More color about the new name of the company and change in management controls are expected in future filings. 

Questioning Rationale

The share price for both companies tumbled on Monday after the announcement, with each trading down near 7% at midday.

Cabot appeared well positioned to create value from its Marcellus assets without a merger, according to NGI’s Patrick Rau, director of Strategy & Research. 

“I get geographic and commodity diversification, but investors can create that on their own by just buying shares of different companies. There aren’t many operational synergies here…” 

Cabot and Cimarex are “just cutting costs a bit by eliminating dual legal, sales and accounting departments, etc.,” he said. 

Rau said he wondered if this was a “kind of admission that Cabot didn’t want to be viewed as a ‘boring ‘ol utility…with tons of free cash flow and dividends but no real excitement. If so, is this a sign or a fear that producers have swung too far to the conservative side of the risk-return spectrum in the eyes of investors? 

“Cabot was well on track to create strong free cash flow and positive returns on invested capital on its own. Did they really need to do this?

“I see their logic for it, but I’m not buying it.”

Enverus senior M&A analyst Andrew Dittmar said the “deal comes as a bit of surprise and may have a less clear story to tell investors.” Previous mergers “have generally involved in-basin consolidation with its easy readthrough to economies of scale and efficient operations.”

Some investors, Dittmar said, “may wonder why in-basin opportunities weren’t pursued ahead of a surprising multi-basin deal.”

Public producers generally “have been more likely to exit toward single-basin status than strike out into new areas,” he said. For example, Oasis Petroleum Inc. recently announced it would sell off its Permian assets to focus on the Williston Basin.

Cimarex and Cabot each “bring something unique to the table as they work to add up to an accretive deal,” Dittmar said. “Cabot’s perceived weakness was its longer-term inventory runway.” 

However, Cimarex’s Permian position “addresses inventory concerns, while adding the ability to shift capital expenditures between gas and oil depending on the relative performance of the commodities.”

The combination would shift the Cimarex commodity mix “substantially toward gas (79% pro forma versus 42% currently) showing a bullish outlook for the commodity at this point.
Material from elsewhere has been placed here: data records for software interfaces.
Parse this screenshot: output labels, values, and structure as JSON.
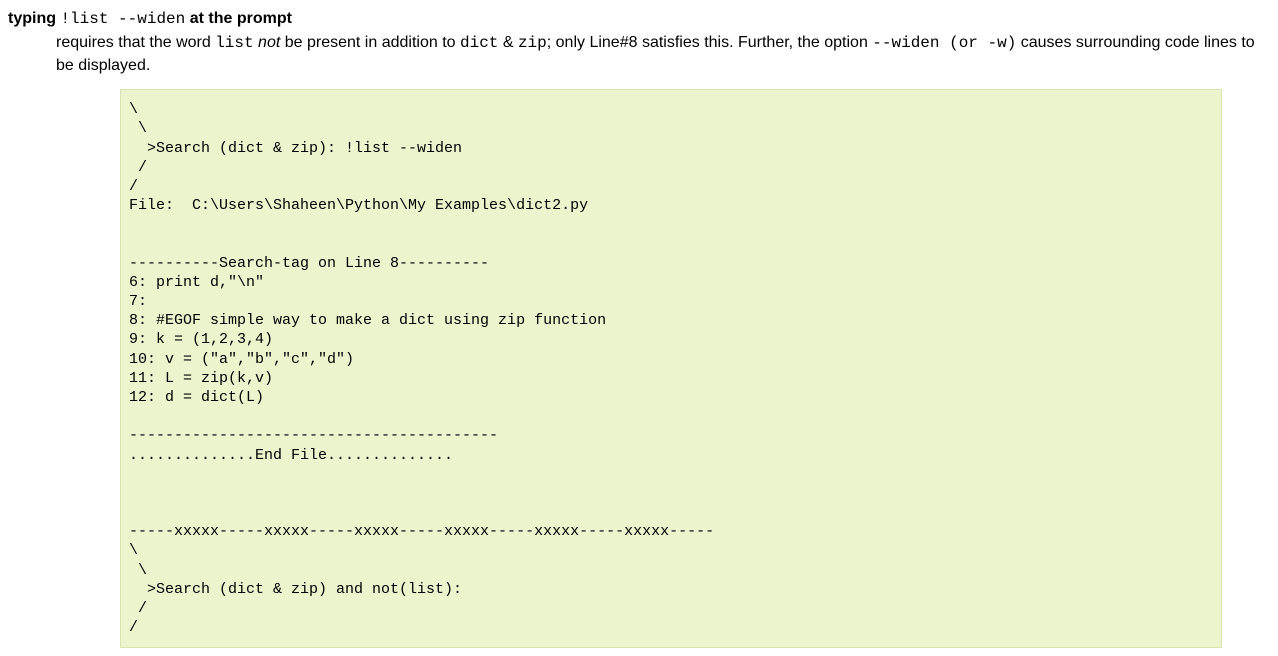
{
  "heading": {
    "prefix": "typing ",
    "code": "!list --widen",
    "suffix": " at the prompt"
  },
  "description": {
    "part1": "requires that the word ",
    "code1": "list",
    "italic1": " not",
    "part2": " be present in addition to ",
    "code2": "dict",
    "part3": " & ",
    "code3": "zip",
    "part4": "; only Line#8 satisfies this. Further, the option ",
    "code4": "--widen (or -w)",
    "part5": " causes surrounding code lines to be displayed."
  },
  "code_block": "\\\n \\\n  >Search (dict & zip): !list --widen\n /\n/\nFile:  C:\\Users\\Shaheen\\Python\\My Examples\\dict2.py\n\n\n----------Search-tag on Line 8----------\n6: print d,\"\\n\"\n7:\n8: #EGOF simple way to make a dict using zip function\n9: k = (1,2,3,4)\n10: v = (\"a\",\"b\",\"c\",\"d\")\n11: L = zip(k,v)\n12: d = dict(L)\n\n-----------------------------------------\n..............End File..............\n\n\n\n-----xxxxx-----xxxxx-----xxxxx-----xxxxx-----xxxxx-----xxxxx-----\n\\\n \\\n  >Search (dict & zip) and not(list):\n /\n/"
}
Cimarex’s Anadarko position would seemingly play a minor role in the combined company.”

Tudor, Pickering, Holt & Co. (TPH) analysts last Friday had recommended that clients “looking to safely own the upside to gas” consider Cabot because of its “best-in-class balance sheet and ability to pay out a significant portion of FCF in the form of dividends in ‘21 and ’22.”

TPH analysts had said a “combination of rising gas prices and limited need for further debt reduction” would “open the door” for an additional bump to returns to Cabot shareholders.